What happened to famed aviation pioneer Amelia Earhart, who set off on a round-the-world-flight in 1937, and then disappeared over the Pacific?
The Earhart disappearance is an enduring mystery that has intrigued Dr. Tom King, an archaeologist with The International Group for Historic Aircraft Recovery (TIGHAR). King has pursued a long fascination with the question of Earhart’s disappearance and seeks assistance from the Los Angeles Nikkei community in tracking down a rumor concerning a multiracial Nikkei woman who might have been confused with Earhart.
The account of Earhart’s execution as a spy, says King, appears to be based on reports by Chamorro women on the island of Saipan. They described a “beautiful” and “well-dressed” woman who was captured and executed by Japanese authorities as a spy on Saipan sometime during World War II.
Some thought this woman was Earhart; however, the executed woman was described as being of mixed Japanese-European ethnicity, and in some accounts, as having come from Los Angeles.

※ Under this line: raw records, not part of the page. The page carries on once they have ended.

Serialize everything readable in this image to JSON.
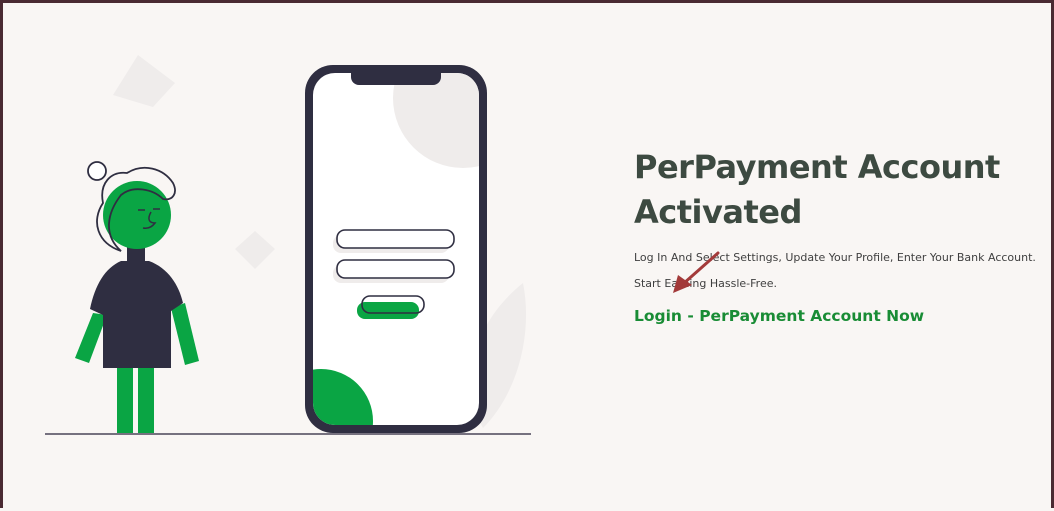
{
  "page": {
    "title": "PerPayment Account Activated",
    "description": "Log In And Select Settings, Update Your Profile, Enter Your Bank Account. Start Earning Hassle-Free.",
    "login_link": "Login - PerPayment Account Now"
  },
  "icons": {
    "illustration": "person-with-phone-illustration",
    "annotation": "red-arrow-icon"
  },
  "colors": {
    "accent_green": "#0aa544",
    "link_green": "#198c35",
    "dark": "#2f2e41",
    "title": "#3d4a41",
    "background": "#f9f6f4",
    "annotation_arrow": "#a33a3a"
  }
}
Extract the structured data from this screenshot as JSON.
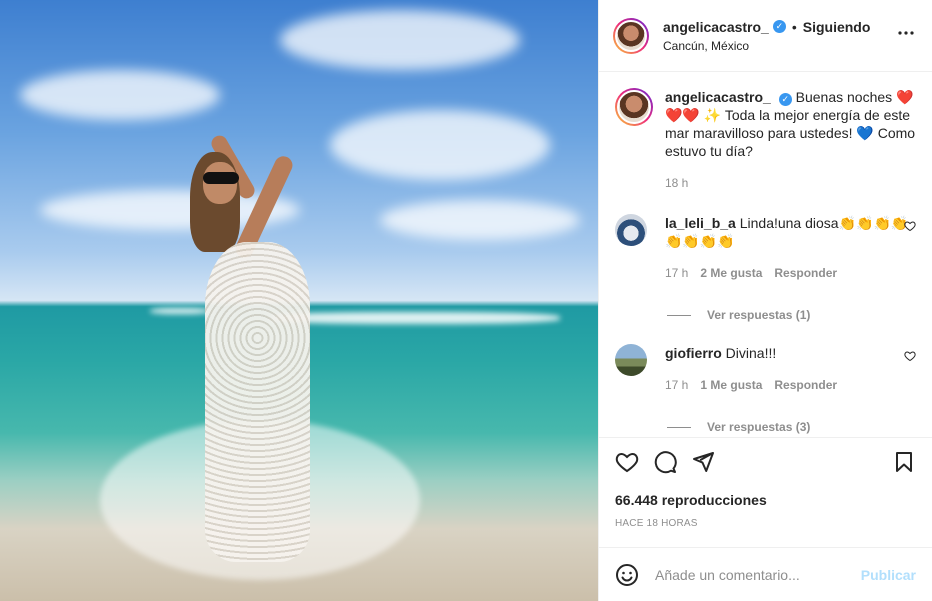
{
  "header": {
    "username": "angelicacastro_",
    "verified_mark": "✓",
    "separator": "•",
    "following_label": "Siguiendo",
    "location": "Cancún, México",
    "more_icon": "more-icon"
  },
  "caption": {
    "username": "angelicacastro_",
    "text": "Buenas noches ❤️❤️❤️ ✨ Toda la mejor energía de este mar maravilloso para ustedes! 💙 Como estuvo tu día?",
    "time": "18 h"
  },
  "comments": [
    {
      "username": "la_leli_b_a",
      "text": "Linda!una diosa👏👏👏👏👏👏👏👏",
      "time": "17 h",
      "likes": "2 Me gusta",
      "reply_label": "Responder",
      "replies_label": "Ver respuestas (1)"
    },
    {
      "username": "giofierro",
      "text": "Divina!!!",
      "time": "17 h",
      "likes": "1 Me gusta",
      "reply_label": "Responder",
      "replies_label": "Ver respuestas (3)"
    }
  ],
  "stats": {
    "views": "66.448 reproducciones",
    "posted_ago": "HACE 18 HORAS"
  },
  "add_comment": {
    "placeholder": "Añade un comentario...",
    "publish_label": "Publicar"
  },
  "colors": {
    "verified": "#3897f0",
    "publish_disabled": "#b2dffc",
    "muted_text": "#8e8e8e"
  }
}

King wonders — who might this multiracial Nikkei woman from Los Angeles be? He seeks information from anyone who may know of a Nikkei woman from Los Angeles who may have gone to Saipan, perhaps to work, before the outbreak of World War II in the Pacific and never returned.

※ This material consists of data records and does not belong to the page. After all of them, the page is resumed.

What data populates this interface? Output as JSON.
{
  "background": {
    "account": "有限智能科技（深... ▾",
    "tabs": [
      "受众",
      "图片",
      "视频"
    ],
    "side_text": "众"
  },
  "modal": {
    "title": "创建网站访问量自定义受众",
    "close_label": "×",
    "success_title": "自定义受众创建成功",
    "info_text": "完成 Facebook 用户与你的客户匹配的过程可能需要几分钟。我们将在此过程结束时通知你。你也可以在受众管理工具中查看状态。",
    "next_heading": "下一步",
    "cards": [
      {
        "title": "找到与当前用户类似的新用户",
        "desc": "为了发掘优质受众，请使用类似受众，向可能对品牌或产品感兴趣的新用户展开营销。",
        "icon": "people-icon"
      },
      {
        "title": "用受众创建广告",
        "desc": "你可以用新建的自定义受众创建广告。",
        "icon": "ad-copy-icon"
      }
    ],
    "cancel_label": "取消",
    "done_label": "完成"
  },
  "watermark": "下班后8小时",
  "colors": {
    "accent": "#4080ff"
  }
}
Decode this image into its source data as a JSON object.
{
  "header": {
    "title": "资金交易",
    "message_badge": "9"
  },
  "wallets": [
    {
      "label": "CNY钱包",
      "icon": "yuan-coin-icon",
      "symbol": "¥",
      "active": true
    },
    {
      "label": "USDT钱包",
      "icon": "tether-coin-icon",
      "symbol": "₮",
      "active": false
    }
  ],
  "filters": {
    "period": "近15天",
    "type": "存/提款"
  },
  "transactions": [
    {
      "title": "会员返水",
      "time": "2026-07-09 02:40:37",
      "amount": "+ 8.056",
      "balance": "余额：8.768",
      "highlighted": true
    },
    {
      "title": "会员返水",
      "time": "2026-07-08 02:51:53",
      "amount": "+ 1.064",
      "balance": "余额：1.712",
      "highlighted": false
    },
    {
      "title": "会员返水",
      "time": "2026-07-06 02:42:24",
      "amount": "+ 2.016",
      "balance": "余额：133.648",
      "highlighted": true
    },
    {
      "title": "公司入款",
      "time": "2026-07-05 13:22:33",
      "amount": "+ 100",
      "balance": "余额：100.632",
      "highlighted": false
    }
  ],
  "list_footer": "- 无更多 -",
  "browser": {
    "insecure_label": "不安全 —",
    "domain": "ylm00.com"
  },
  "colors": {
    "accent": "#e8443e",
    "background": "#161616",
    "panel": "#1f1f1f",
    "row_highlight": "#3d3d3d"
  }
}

King, who recently co-authored an analysis of “Earhart-on-Saipan” theories, can be contacted at firstname.lastname@example.org.